**Exercise brief:**
The data below must be copied in full and without any change.

**Records for the exercise:**
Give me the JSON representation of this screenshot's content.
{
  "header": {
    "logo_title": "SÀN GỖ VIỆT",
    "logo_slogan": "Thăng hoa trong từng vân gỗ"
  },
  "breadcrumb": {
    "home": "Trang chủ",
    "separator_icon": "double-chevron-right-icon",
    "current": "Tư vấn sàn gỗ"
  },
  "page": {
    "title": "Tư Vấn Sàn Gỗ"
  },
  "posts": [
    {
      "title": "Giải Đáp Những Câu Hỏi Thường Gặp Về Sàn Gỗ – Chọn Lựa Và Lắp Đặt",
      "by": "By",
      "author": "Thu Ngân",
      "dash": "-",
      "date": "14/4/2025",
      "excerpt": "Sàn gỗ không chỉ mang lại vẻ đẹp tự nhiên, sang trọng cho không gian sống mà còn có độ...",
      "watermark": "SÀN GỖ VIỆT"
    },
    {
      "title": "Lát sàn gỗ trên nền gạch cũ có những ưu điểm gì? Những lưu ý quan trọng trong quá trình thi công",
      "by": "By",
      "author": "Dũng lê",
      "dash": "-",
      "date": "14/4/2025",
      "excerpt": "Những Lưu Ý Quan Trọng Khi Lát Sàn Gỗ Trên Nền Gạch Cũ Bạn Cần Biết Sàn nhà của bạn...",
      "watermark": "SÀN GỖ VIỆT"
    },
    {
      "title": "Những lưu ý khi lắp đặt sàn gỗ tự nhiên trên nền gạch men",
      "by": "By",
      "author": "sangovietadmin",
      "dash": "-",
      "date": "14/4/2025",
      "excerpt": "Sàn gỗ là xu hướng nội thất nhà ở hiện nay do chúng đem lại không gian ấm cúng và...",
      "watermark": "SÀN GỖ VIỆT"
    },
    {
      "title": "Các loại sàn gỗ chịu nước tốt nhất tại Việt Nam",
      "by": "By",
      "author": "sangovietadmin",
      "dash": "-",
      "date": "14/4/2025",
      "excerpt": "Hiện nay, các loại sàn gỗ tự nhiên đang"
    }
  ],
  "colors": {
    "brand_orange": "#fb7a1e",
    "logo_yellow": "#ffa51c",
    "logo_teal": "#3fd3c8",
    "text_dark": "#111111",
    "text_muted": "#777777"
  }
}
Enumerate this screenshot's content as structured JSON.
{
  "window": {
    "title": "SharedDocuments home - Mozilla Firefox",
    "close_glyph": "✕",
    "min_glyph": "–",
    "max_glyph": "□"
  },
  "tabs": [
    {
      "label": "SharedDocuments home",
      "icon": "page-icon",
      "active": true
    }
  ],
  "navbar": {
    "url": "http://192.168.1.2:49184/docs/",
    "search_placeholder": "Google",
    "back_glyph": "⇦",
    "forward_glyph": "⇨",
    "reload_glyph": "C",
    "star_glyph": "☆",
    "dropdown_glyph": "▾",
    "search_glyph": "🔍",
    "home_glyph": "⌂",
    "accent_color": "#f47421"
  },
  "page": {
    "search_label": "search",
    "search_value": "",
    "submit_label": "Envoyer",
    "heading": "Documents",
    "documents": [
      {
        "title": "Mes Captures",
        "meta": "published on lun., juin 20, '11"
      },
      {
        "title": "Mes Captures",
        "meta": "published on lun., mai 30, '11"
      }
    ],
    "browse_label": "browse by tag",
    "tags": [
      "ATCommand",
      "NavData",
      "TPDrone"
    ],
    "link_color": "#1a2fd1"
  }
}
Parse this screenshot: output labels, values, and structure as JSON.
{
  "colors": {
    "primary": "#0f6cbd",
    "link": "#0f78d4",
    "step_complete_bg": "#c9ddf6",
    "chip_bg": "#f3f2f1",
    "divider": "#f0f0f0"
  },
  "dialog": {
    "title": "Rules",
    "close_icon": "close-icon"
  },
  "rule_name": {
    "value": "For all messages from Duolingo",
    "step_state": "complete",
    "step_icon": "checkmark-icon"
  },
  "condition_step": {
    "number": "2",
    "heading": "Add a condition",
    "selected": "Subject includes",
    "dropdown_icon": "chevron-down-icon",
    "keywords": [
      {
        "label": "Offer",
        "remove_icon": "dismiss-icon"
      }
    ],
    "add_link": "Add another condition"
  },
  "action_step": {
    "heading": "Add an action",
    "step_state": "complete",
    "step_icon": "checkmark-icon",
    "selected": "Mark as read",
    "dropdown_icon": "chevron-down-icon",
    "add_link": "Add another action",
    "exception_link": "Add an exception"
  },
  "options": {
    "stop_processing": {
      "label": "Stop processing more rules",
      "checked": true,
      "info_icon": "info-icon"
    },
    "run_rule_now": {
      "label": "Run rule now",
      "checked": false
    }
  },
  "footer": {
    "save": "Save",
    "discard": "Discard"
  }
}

**Solution for this task:**
Give me the JSON representation of this screenshot's content.
{
  "header": {
    "logo_title": "SÀN GỖ VIỆT",
    "logo_slogan": "Thăng hoa trong từng vân gỗ"
  },
  "breadcrumb": {
    "home": "Trang chủ",
    "separator_icon": "double-chevron-right-icon",
    "current": "Tư vấn sàn gỗ"
  },
  "page": {
    "title": "Tư Vấn Sàn Gỗ"
  },
  "posts": [
    {
      "title": "Giải Đáp Những Câu Hỏi Thường Gặp Về Sàn Gỗ – Chọn Lựa Và Lắp Đặt",
      "by": "By",
      "author": "Thu Ngân",
      "dash": "-",
      "date": "14/4/2025",
      "excerpt": "Sàn gỗ không chỉ mang lại vẻ đẹp tự nhiên, sang trọng cho không gian sống mà còn có độ...",
      "watermark": "SÀN GỖ VIỆT"
    },
    {
      "title": "Lát sàn gỗ trên nền gạch cũ có những ưu điểm gì? Những lưu ý quan trọng trong quá trình thi công",
      "by": "By",
      "author": "Dũng lê",
      "dash": "-",
      "date": "14/4/2025",
      "excerpt": "Những Lưu Ý Quan Trọng Khi Lát Sàn Gỗ Trên Nền Gạch Cũ Bạn Cần Biết Sàn nhà của bạn...",
      "watermark": "SÀN GỖ VIỆT"
    },
    {
      "title": "Những lưu ý khi lắp đặt sàn gỗ tự nhiên trên nền gạch men",
      "by": "By",
      "author": "sangovietadmin",
      "dash": "-",
      "date": "14/4/2025",
      "excerpt": "Sàn gỗ là xu hướng nội thất nhà ở hiện nay do chúng đem lại không gian ấm cúng và...",
      "watermark": "SÀN GỖ VIỆT"
    },
    {
      "title": "Các loại sàn gỗ chịu nước tốt nhất tại Việt Nam",
      "by": "By",
      "author": "sangovietadmin",
      "dash": "-",
      "date": "14/4/2025",
      "excerpt": "Hiện nay, các loại sàn gỗ tự nhiên đang"
    }
  ],
  "colors": {
    "brand_orange": "#fb7a1e",
    "logo_yellow": "#ffa51c",
    "logo_teal": "#3fd3c8",
    "text_dark": "#111111",
    "text_muted": "#777777"
  }
}
Enumerate this screenshot's content as structured JSON.
{
  "window": {
    "title": "SharedDocuments home - Mozilla Firefox",
    "close_glyph": "✕",
    "min_glyph": "–",
    "max_glyph": "□"
  },
  "tabs": [
    {
      "label": "SharedDocuments home",
      "icon": "page-icon",
      "active": true
    }
  ],
  "navbar": {
    "url": "http://192.168.1.2:49184/docs/",
    "search_placeholder": "Google",
    "back_glyph": "⇦",
    "forward_glyph": "⇨",
    "reload_glyph": "C",
    "star_glyph": "☆",
    "dropdown_glyph": "▾",
    "search_glyph": "🔍",
    "home_glyph": "⌂",
    "accent_color": "#f47421"
  },
  "page": {
    "search_label": "search",
    "search_value": "",
    "submit_label": "Envoyer",
    "heading": "Documents",
    "documents": [
      {
        "title": "Mes Captures",
        "meta": "published on lun., juin 20, '11"
      },
      {
        "title": "Mes Captures",
        "meta": "published on lun., mai 30, '11"
      }
    ],
    "browse_label": "browse by tag",
    "tags": [
      "ATCommand",
      "NavData",
      "TPDrone"
    ],
    "link_color": "#1a2fd1"
  }
}
Parse this screenshot: output labels, values, and structure as JSON.
{
  "colors": {
    "primary": "#0f6cbd",
    "link": "#0f78d4",
    "step_complete_bg": "#c9ddf6",
    "chip_bg": "#f3f2f1",
    "divider": "#f0f0f0"
  },
  "dialog": {
    "title": "Rules",
    "close_icon": "close-icon"
  },
  "rule_name": {
    "value": "For all messages from Duolingo",
    "step_state": "complete",
    "step_icon": "checkmark-icon"
  },
  "condition_step": {
    "number": "2",
    "heading": "Add a condition",
    "selected": "Subject includes",
    "dropdown_icon": "chevron-down-icon",
    "keywords": [
      {
        "label": "Offer",
        "remove_icon": "dismiss-icon"
      }
    ],
    "add_link": "Add another condition"
  },
  "action_step": {
    "heading": "Add an action",
    "step_state": "complete",
    "step_icon": "checkmark-icon",
    "selected": "Mark as read",
    "dropdown_icon": "chevron-down-icon",
    "add_link": "Add another action",
    "exception_link": "Add an exception"
  },
  "options": {
    "stop_processing": {
      "label": "Stop processing more rules",
      "checked": true,
      "info_icon": "info-icon"
    },
    "run_rule_now": {
      "label": "Run rule now",
      "checked": false
    }
  },
  "footer": {
    "save": "Save",
    "discard": "Discard"
  }
}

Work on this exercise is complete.